**REQUIREMENT:**
Give back the data exactly, with no images.

**DATA TO PROCESS:**
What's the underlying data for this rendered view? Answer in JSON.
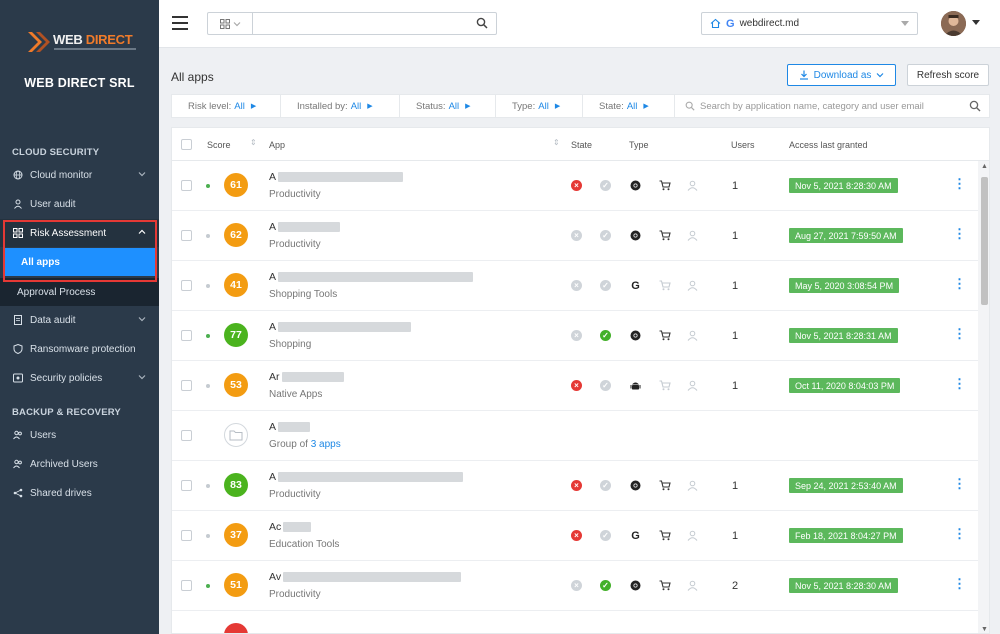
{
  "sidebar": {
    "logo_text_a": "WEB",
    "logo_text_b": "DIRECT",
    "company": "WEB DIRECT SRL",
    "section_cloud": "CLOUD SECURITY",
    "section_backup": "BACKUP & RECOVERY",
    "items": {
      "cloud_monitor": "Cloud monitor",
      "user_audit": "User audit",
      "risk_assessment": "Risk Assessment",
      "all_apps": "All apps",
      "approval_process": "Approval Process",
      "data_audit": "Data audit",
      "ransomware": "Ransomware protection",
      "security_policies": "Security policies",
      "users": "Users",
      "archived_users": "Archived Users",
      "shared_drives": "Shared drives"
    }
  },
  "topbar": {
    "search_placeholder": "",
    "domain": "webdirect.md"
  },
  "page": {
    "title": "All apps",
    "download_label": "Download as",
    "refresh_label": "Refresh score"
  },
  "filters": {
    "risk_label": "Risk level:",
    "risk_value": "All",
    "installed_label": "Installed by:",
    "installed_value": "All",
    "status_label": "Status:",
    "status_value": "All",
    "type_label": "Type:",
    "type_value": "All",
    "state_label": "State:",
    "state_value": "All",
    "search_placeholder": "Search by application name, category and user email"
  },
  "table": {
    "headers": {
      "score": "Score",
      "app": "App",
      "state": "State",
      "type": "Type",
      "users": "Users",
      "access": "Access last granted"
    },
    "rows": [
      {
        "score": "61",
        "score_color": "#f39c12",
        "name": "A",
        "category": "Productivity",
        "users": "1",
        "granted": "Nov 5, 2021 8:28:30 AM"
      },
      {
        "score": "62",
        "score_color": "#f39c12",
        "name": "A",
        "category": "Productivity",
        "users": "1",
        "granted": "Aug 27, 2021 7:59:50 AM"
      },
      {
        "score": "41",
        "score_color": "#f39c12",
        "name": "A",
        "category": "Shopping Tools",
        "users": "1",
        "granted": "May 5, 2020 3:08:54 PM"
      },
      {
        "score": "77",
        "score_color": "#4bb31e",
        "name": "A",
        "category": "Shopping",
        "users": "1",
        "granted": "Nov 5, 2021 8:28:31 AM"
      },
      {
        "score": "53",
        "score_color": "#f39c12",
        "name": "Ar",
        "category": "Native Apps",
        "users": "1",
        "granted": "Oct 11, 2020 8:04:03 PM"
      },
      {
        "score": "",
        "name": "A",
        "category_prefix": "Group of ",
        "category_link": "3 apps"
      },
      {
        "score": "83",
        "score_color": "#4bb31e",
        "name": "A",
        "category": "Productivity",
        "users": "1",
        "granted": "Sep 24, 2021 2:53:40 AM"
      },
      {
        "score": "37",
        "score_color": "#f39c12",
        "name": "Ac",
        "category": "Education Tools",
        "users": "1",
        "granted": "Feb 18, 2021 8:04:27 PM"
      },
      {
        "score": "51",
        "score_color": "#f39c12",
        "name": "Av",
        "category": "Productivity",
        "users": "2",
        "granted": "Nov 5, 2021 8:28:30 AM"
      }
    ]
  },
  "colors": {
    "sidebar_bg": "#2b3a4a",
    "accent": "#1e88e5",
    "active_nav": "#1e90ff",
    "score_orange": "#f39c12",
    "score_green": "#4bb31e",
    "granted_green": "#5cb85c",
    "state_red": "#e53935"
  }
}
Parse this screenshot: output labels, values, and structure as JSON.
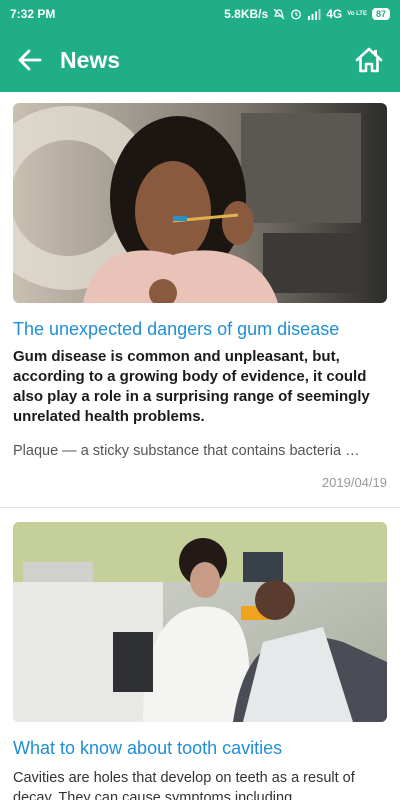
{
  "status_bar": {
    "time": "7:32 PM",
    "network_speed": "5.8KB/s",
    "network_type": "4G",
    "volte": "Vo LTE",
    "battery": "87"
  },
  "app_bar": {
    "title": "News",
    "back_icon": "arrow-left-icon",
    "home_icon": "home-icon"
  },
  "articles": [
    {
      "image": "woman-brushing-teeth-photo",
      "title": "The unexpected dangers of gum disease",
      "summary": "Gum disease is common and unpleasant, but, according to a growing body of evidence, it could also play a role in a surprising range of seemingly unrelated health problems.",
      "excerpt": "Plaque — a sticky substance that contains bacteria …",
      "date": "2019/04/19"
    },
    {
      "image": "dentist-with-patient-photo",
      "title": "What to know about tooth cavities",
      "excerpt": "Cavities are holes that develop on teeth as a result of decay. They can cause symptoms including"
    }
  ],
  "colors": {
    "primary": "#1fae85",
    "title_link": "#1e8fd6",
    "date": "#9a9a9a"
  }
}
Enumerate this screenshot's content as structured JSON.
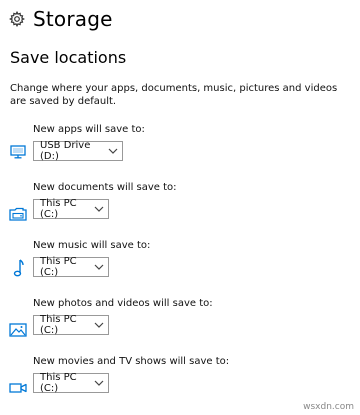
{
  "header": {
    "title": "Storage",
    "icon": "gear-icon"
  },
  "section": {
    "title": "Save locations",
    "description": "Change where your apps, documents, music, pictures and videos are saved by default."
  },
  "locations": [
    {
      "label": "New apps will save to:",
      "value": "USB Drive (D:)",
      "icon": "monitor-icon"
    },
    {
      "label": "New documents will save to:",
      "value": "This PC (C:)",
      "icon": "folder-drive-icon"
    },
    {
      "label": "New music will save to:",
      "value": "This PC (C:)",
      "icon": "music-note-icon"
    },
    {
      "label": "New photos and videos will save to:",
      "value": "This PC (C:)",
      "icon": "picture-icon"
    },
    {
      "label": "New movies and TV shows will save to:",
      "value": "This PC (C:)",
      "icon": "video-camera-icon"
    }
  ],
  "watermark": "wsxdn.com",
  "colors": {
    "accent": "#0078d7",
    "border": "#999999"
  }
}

**EXERCISE ANSWER:**
What's the underlying data for this rendered view? Answer in JSON.
{
  "sidebar": {
    "logo_text_a": "WEB",
    "logo_text_b": "DIRECT",
    "company": "WEB DIRECT SRL",
    "section_cloud": "CLOUD SECURITY",
    "section_backup": "BACKUP & RECOVERY",
    "items": {
      "cloud_monitor": "Cloud monitor",
      "user_audit": "User audit",
      "risk_assessment": "Risk Assessment",
      "all_apps": "All apps",
      "approval_process": "Approval Process",
      "data_audit": "Data audit",
      "ransomware": "Ransomware protection",
      "security_policies": "Security policies",
      "users": "Users",
      "archived_users": "Archived Users",
      "shared_drives": "Shared drives"
    }
  },
  "topbar": {
    "search_placeholder": "",
    "domain": "webdirect.md"
  },
  "page": {
    "title": "All apps",
    "download_label": "Download as",
    "refresh_label": "Refresh score"
  },
  "filters": {
    "risk_label": "Risk level:",
    "risk_value": "All",
    "installed_label": "Installed by:",
    "installed_value": "All",
    "status_label": "Status:",
    "status_value": "All",
    "type_label": "Type:",
    "type_value": "All",
    "state_label": "State:",
    "state_value": "All",
    "search_placeholder": "Search by application name, category and user email"
  },
  "table": {
    "headers": {
      "score": "Score",
      "app": "App",
      "state": "State",
      "type": "Type",
      "users": "Users",
      "access": "Access last granted"
    },
    "rows": [
      {
        "score": "61",
        "score_color": "#f39c12",
        "name": "A",
        "category": "Productivity",
        "users": "1",
        "granted": "Nov 5, 2021 8:28:30 AM"
      },
      {
        "score": "62",
        "score_color": "#f39c12",
        "name": "A",
        "category": "Productivity",
        "users": "1",
        "granted": "Aug 27, 2021 7:59:50 AM"
      },
      {
        "score": "41",
        "score_color": "#f39c12",
        "name": "A",
        "category": "Shopping Tools",
        "users": "1",
        "granted": "May 5, 2020 3:08:54 PM"
      },
      {
        "score": "77",
        "score_color": "#4bb31e",
        "name": "A",
        "category": "Shopping",
        "users": "1",
        "granted": "Nov 5, 2021 8:28:31 AM"
      },
      {
        "score": "53",
        "score_color": "#f39c12",
        "name": "Ar",
        "category": "Native Apps",
        "users": "1",
        "granted": "Oct 11, 2020 8:04:03 PM"
      },
      {
        "score": "",
        "name": "A",
        "category_prefix": "Group of ",
        "category_link": "3 apps"
      },
      {
        "score": "83",
        "score_color": "#4bb31e",
        "name": "A",
        "category": "Productivity",
        "users": "1",
        "granted": "Sep 24, 2021 2:53:40 AM"
      },
      {
        "score": "37",
        "score_color": "#f39c12",
        "name": "Ac",
        "category": "Education Tools",
        "users": "1",
        "granted": "Feb 18, 2021 8:04:27 PM"
      },
      {
        "score": "51",
        "score_color": "#f39c12",
        "name": "Av",
        "category": "Productivity",
        "users": "2",
        "granted": "Nov 5, 2021 8:28:30 AM"
      }
    ]
  },
  "colors": {
    "sidebar_bg": "#2b3a4a",
    "accent": "#1e88e5",
    "active_nav": "#1e90ff",
    "score_orange": "#f39c12",
    "score_green": "#4bb31e",
    "granted_green": "#5cb85c",
    "state_red": "#e53935"
  }
}
Parse this screenshot: output labels, values, and structure as JSON.
{
  "status_bar": {
    "time": "7:32 PM",
    "network_speed": "5.8KB/s",
    "network_type": "4G",
    "volte": "Vo LTE",
    "battery": "87"
  },
  "app_bar": {
    "title": "News",
    "back_icon": "arrow-left-icon",
    "home_icon": "home-icon"
  },
  "articles": [
    {
      "image": "woman-brushing-teeth-photo",
      "title": "The unexpected dangers of gum disease",
      "summary": "Gum disease is common and unpleasant, but, according to a growing body of evidence, it could also play a role in a surprising range of seemingly unrelated health problems.",
      "excerpt": "Plaque — a sticky substance that contains bacteria …",
      "date": "2019/04/19"
    },
    {
      "image": "dentist-with-patient-photo",
      "title": "What to know about tooth cavities",
      "excerpt": "Cavities are holes that develop on teeth as a result of decay. They can cause symptoms including"
    }
  ],
  "colors": {
    "primary": "#1fae85",
    "title_link": "#1e8fd6",
    "date": "#9a9a9a"
  }
}
Enumerate this screenshot's content as structured JSON.
{
  "header": {
    "title": "Storage",
    "icon": "gear-icon"
  },
  "section": {
    "title": "Save locations",
    "description": "Change where your apps, documents, music, pictures and videos are saved by default."
  },
  "locations": [
    {
      "label": "New apps will save to:",
      "value": "USB Drive (D:)",
      "icon": "monitor-icon"
    },
    {
      "label": "New documents will save to:",
      "value": "This PC (C:)",
      "icon": "folder-drive-icon"
    },
    {
      "label": "New music will save to:",
      "value": "This PC (C:)",
      "icon": "music-note-icon"
    },
    {
      "label": "New photos and videos will save to:",
      "value": "This PC (C:)",
      "icon": "picture-icon"
    },
    {
      "label": "New movies and TV shows will save to:",
      "value": "This PC (C:)",
      "icon": "video-camera-icon"
    }
  ],
  "watermark": "wsxdn.com",
  "colors": {
    "accent": "#0078d7",
    "border": "#999999"
  }
}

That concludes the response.